A New Theatre But Where’s The Fringe?
So there’s going to be a spiffy new 900-seat theatre beside Tower Bridge from Nicholas Hytner and Nick Starr, who oversaw 12 years of artistic and commercial success at the National, running the show. It’ll be the flagship home for the London Theatre Company and will operate entirely on a commercial basis with no subsidies or grants.
All of which is terrific news; London has the finest theatre in the world, but too many West End theatres are still cramped and insanely expensive, which is why I mainly go to fringe, where the material is more challenging and rare revivals pop up. But fringe has radically altered in the last few years, all but disappearing from North London, where there used to be dozens of venues, and as pubs shut so they lose the rooms that host plays.
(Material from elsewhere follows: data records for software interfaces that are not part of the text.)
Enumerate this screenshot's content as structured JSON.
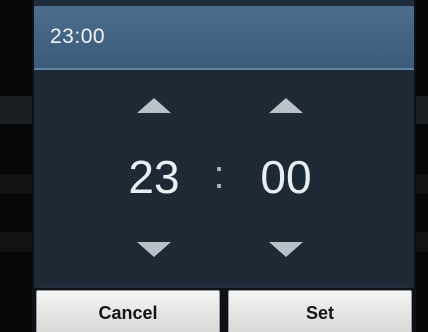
{
  "dialog": {
    "title": "23:00"
  },
  "picker": {
    "hour": "23",
    "minute": "00",
    "separator": ":"
  },
  "buttons": {
    "cancel_label": "Cancel",
    "set_label": "Set"
  },
  "icons": {
    "hour_up": "chevron-up-icon",
    "hour_down": "chevron-down-icon",
    "minute_up": "chevron-up-icon",
    "minute_down": "chevron-down-icon"
  },
  "colors": {
    "title_bar": "#3f5f7d",
    "picker_background": "#1d2a36",
    "arrow": "#b9c2c9",
    "digits": "#e9eef2",
    "button_background": "#e6e6e6"
  }
}
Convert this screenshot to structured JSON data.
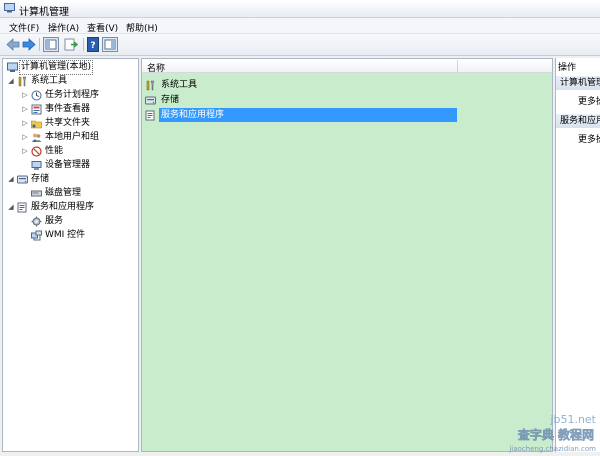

The Finborough, owner of one of the smallest stages I’ve ever been seated in front of, is quite capable of conjuring miracles on its miniscule platform, and the Southwark Playhouse has become a powerhouse of beautifully produced shows. But some fringe venues have been greedily monetised so that the Almeida, the Menier and the Donmar now rely on corporate membership packages, meaning if you’re a disinterested sponsor you’ll get a seat but if you’re a resident you won’t. Don’t mention those chimerical £10 Monday seats either; after literally hundreds of applications I’ve never been able to snag one.
So, big new flagship theatre = good. But better still is the news that Hytner & co plan to seed a raft of smaller new venues with the revenue. Now that’s a cause for celebration.